Excerpts from an interface dataset
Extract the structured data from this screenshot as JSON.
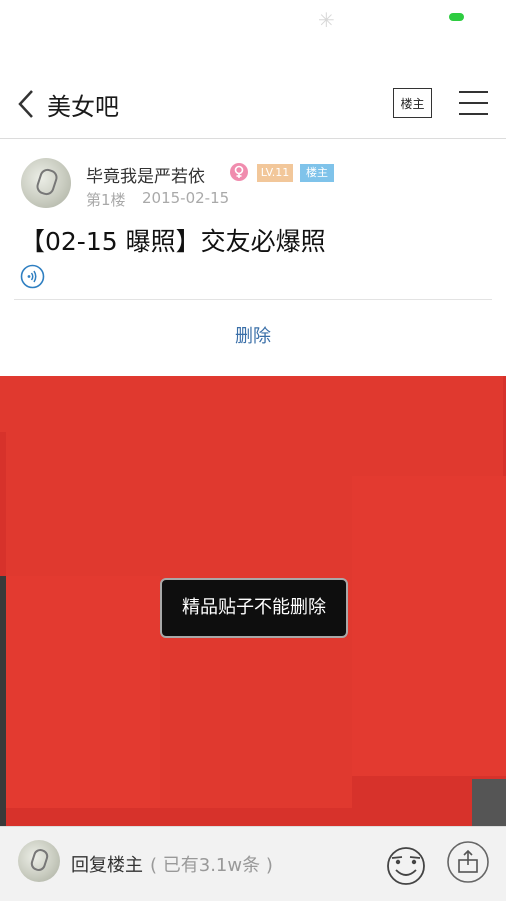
{
  "nav": {
    "title": "美女吧",
    "louzhu_button": "楼主"
  },
  "post": {
    "username": "毕竟我是严若依",
    "level_badge": "LV.11",
    "louzhu_badge": "楼主",
    "floor": "第1楼",
    "date": "2015-02-15",
    "title": "【02-15 曝照】交友必爆照",
    "delete_label": "删除"
  },
  "toast": {
    "message": "精品贴子不能删除"
  },
  "bottom": {
    "reply_label": "回复楼主",
    "reply_count": "( 已有3.1w条 )"
  },
  "colors": {
    "red_mask": "#d7322b",
    "link": "#3a6fa8",
    "status_green": "#2ecc40",
    "lv_badge": "#f2c79a",
    "lz_badge": "#7fc3ea"
  },
  "icons": [
    "back-arrow-icon",
    "menu-icon",
    "female-icon",
    "audio-icon",
    "emoji-icon",
    "share-icon"
  ]
}
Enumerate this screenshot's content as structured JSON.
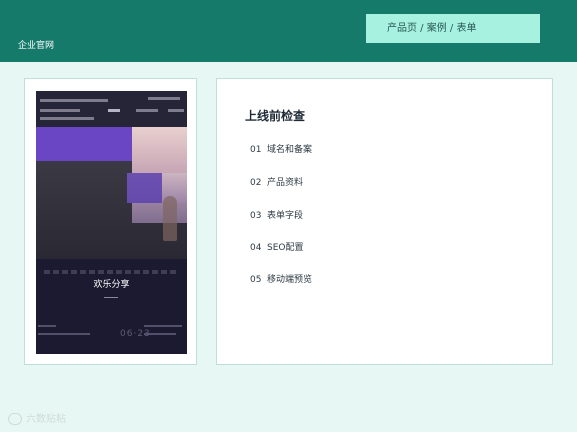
{
  "header": {
    "brand": "企业官网",
    "nav_label": "产品页 / 案例 / 表单",
    "bg_color": "#167a6b",
    "nav_bg_color": "#a6f1df"
  },
  "preview": {
    "caption": "欢乐分享",
    "date": "06·23",
    "accent_color": "#6a45c4"
  },
  "checklist": {
    "title": "上线前检查",
    "items": [
      {
        "num": "01",
        "label": "域名和备案"
      },
      {
        "num": "02",
        "label": "产品资料"
      },
      {
        "num": "03",
        "label": "表单字段"
      },
      {
        "num": "04",
        "label": "SEO配置"
      },
      {
        "num": "05",
        "label": "移动端预览"
      }
    ]
  },
  "watermark": {
    "text": "六数贴粘"
  }
}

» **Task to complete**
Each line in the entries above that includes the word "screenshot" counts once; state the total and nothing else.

» **Finished exercise**
2